[Data excerpts]
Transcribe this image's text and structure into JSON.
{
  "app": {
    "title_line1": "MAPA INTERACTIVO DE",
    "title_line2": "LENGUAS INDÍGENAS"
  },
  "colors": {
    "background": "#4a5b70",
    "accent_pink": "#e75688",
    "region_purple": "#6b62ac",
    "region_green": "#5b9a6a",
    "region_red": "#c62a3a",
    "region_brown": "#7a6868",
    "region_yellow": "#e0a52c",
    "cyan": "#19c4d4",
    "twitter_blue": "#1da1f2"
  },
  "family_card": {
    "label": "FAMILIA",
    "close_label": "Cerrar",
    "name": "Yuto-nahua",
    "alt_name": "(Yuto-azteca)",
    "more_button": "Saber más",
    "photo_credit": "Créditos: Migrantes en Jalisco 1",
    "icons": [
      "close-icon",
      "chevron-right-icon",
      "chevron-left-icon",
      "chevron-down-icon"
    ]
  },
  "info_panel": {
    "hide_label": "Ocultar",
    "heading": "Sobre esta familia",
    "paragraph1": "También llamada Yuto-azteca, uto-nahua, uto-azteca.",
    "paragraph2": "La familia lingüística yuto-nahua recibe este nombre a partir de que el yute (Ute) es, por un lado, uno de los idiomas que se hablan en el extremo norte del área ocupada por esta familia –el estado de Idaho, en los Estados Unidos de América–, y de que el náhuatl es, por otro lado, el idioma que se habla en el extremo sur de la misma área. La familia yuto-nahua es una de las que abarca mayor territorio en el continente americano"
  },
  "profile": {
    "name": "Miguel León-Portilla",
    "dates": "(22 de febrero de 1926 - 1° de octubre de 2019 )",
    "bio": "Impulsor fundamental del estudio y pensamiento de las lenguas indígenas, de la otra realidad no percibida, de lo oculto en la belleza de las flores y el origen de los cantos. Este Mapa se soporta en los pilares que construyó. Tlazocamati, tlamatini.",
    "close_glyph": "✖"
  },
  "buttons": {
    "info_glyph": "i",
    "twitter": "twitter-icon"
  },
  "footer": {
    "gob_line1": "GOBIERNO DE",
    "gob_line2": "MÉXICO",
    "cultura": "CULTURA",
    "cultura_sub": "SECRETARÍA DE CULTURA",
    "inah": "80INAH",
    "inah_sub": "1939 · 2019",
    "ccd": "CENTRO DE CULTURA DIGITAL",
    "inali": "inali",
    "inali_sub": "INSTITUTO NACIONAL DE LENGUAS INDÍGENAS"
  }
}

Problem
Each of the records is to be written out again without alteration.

Solution
Transcribe this image's text and structure into JSON.
{
  "app": {
    "title_line1": "MAPA INTERACTIVO DE",
    "title_line2": "LENGUAS INDÍGENAS"
  },
  "colors": {
    "background": "#4a5b70",
    "accent_pink": "#e75688",
    "region_purple": "#6b62ac",
    "region_green": "#5b9a6a",
    "region_red": "#c62a3a",
    "region_brown": "#7a6868",
    "region_yellow": "#e0a52c",
    "cyan": "#19c4d4",
    "twitter_blue": "#1da1f2"
  },
  "family_card": {
    "label": "FAMILIA",
    "close_label": "Cerrar",
    "name": "Yuto-nahua",
    "alt_name": "(Yuto-azteca)",
    "more_button": "Saber más",
    "photo_credit": "Créditos: Migrantes en Jalisco 1",
    "icons": [
      "close-icon",
      "chevron-right-icon",
      "chevron-left-icon",
      "chevron-down-icon"
    ]
  },
  "info_panel": {
    "hide_label": "Ocultar",
    "heading": "Sobre esta familia",
    "paragraph1": "También llamada Yuto-azteca, uto-nahua, uto-azteca.",
    "paragraph2": "La familia lingüística yuto-nahua recibe este nombre a partir de que el yute (Ute) es, por un lado, uno de los idiomas que se hablan en el extremo norte del área ocupada por esta familia –el estado de Idaho, en los Estados Unidos de América–, y de que el náhuatl es, por otro lado, el idioma que se habla en el extremo sur de la misma área. La familia yuto-nahua es una de las que abarca mayor territorio en el continente americano"
  },
  "profile": {
    "name": "Miguel León-Portilla",
    "dates": "(22 de febrero de 1926 - 1° de octubre de 2019 )",
    "bio": "Impulsor fundamental del estudio y pensamiento de las lenguas indígenas, de la otra realidad no percibida, de lo oculto en la belleza de las flores y el origen de los cantos. Este Mapa se soporta en los pilares que construyó. Tlazocamati, tlamatini.",
    "close_glyph": "✖"
  },
  "buttons": {
    "info_glyph": "i",
    "twitter": "twitter-icon"
  },
  "footer": {
    "gob_line1": "GOBIERNO DE",
    "gob_line2": "MÉXICO",
    "cultura": "CULTURA",
    "cultura_sub": "SECRETARÍA DE CULTURA",
    "inah": "80INAH",
    "inah_sub": "1939 · 2019",
    "ccd": "CENTRO DE CULTURA DIGITAL",
    "inali": "inali",
    "inali_sub": "INSTITUTO NACIONAL DE LENGUAS INDÍGENAS"
  }
}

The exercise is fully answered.